  1. Keli Gwyn says:

    Welcome, Clare! It’s great to have you as my guest.

    I can’t weigh in on the vampire question because I’m one of the rare individuals who hasn’t read or seen any of the Twilight stories. In fact, the only vampire show I’ve ever seen is an episode of Sherlock Holmes. My daughter is a huge fantasy fan, but I’ve yet to be captivated. I have read all the Harry Potter books and seen all the movies put out so far though. 🙂

  2. Quilt Lady says:

    I loved Edward from Twilight, the series was very different then most vampires stories but I really enjoyed it. I guess I am attracted to vamps that don’t bite.

  3. Alison says:

    I loved your story about The Call, and not being able to answer the phone! I’ve done that when someone passed me a phone and asked me to take the call – ‘What do I do? What do I press? Aaaah, it’s stopped ringing!’

  4. Clare Willis says:

    My iPhone, my iPhone. Technology is great and horrible at the same time. I just read that Cormac McCarthy, one of my favorite writers, is auctioning off the typewriter on which he’s written everything since 1963!

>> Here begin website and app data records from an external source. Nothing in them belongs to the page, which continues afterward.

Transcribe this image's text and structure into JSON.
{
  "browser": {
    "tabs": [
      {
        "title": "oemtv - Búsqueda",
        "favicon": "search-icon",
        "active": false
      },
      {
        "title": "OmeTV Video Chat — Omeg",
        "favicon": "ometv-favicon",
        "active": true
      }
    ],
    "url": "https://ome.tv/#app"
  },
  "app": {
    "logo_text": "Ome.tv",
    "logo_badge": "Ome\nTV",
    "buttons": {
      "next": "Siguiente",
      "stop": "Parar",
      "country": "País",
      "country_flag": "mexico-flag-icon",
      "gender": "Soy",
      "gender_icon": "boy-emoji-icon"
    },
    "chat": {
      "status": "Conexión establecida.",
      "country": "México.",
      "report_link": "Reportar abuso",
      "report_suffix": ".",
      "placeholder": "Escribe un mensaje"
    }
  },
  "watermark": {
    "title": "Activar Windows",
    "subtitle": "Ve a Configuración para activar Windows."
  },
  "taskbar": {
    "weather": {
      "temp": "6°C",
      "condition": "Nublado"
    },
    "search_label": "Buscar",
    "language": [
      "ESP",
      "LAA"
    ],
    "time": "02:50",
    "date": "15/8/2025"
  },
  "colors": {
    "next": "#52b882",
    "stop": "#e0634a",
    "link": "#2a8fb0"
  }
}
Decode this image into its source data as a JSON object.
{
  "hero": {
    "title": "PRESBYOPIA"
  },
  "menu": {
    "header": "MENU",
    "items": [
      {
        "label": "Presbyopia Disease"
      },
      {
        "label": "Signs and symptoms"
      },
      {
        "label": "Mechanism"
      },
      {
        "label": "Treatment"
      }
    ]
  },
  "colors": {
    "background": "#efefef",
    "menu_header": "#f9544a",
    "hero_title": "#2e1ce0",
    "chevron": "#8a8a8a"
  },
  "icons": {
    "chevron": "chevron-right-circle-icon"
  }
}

    Using a typewriter would eliminate so many distractions, but it would kill an awful lot of trees. All those drafts!

  5. JurassicMark says:

    Hi. Just wanted to say that Bill Compton actually does kill. In the first season he killed as many people as the serial killer. Can’t compare that to Twilight as I have not read/watched it.

    cheers!

  6. Jessica says:

    Clare, I love your premise! It sounds great. And the iPhone thingy, LOL, I would’ve been screaming too.

    Maybe the defanged thing has to do with those books being written for YA? That’s why I thought they were like that.

  7. Clare Willis says:

    Thanks everyone for the thought provoking comments and kind words about my work. I hope to see you all out there in cyberspace.

    Cheers, Clare

Comments are closed.